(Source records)

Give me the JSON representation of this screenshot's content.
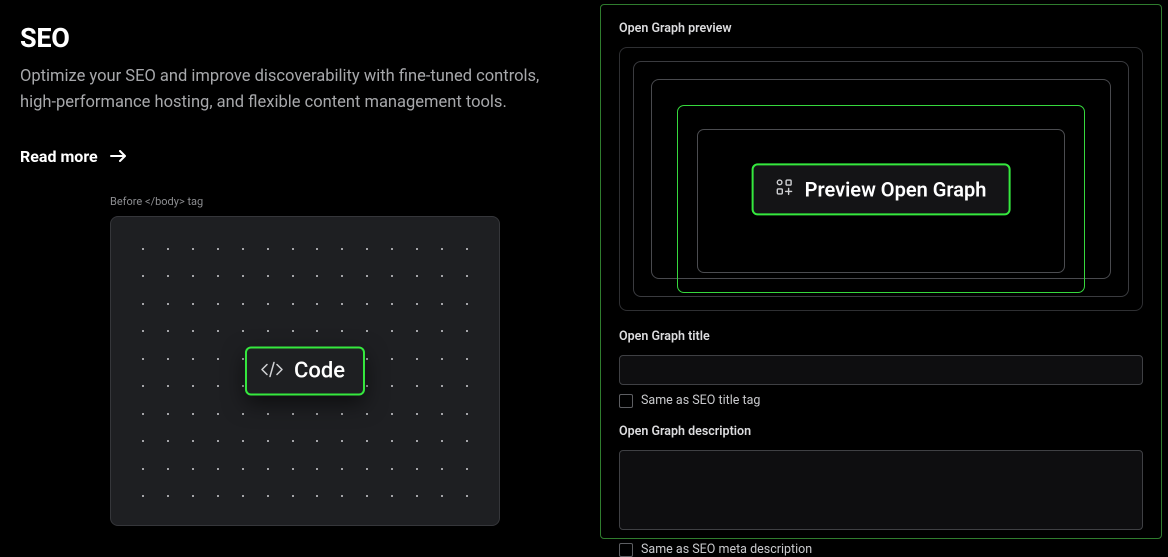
{
  "left": {
    "title": "SEO",
    "description": "Optimize your SEO and improve discoverability with fine-tuned controls, high-performance hosting, and flexible content management tools.",
    "read_more": "Read more",
    "code_card": {
      "label": "Before </body> tag",
      "badge": "Code"
    }
  },
  "right": {
    "preview_label": "Open Graph preview",
    "preview_button": "Preview Open Graph",
    "title_label": "Open Graph title",
    "title_value": "",
    "title_checkbox": "Same as SEO title tag",
    "desc_label": "Open Graph description",
    "desc_value": "",
    "desc_checkbox": "Same as SEO meta description"
  },
  "colors": {
    "accent": "#35e83e"
  }
}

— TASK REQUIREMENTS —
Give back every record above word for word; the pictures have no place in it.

— ANSWER FOR THE TASK —
Give me the JSON representation of this screenshot's content.
{
  "left": {
    "title": "SEO",
    "description": "Optimize your SEO and improve discoverability with fine-tuned controls, high-performance hosting, and flexible content management tools.",
    "read_more": "Read more",
    "code_card": {
      "label": "Before </body> tag",
      "badge": "Code"
    }
  },
  "right": {
    "preview_label": "Open Graph preview",
    "preview_button": "Preview Open Graph",
    "title_label": "Open Graph title",
    "title_value": "",
    "title_checkbox": "Same as SEO title tag",
    "desc_label": "Open Graph description",
    "desc_value": "",
    "desc_checkbox": "Same as SEO meta description"
  },
  "colors": {
    "accent": "#35e83e"
  }
}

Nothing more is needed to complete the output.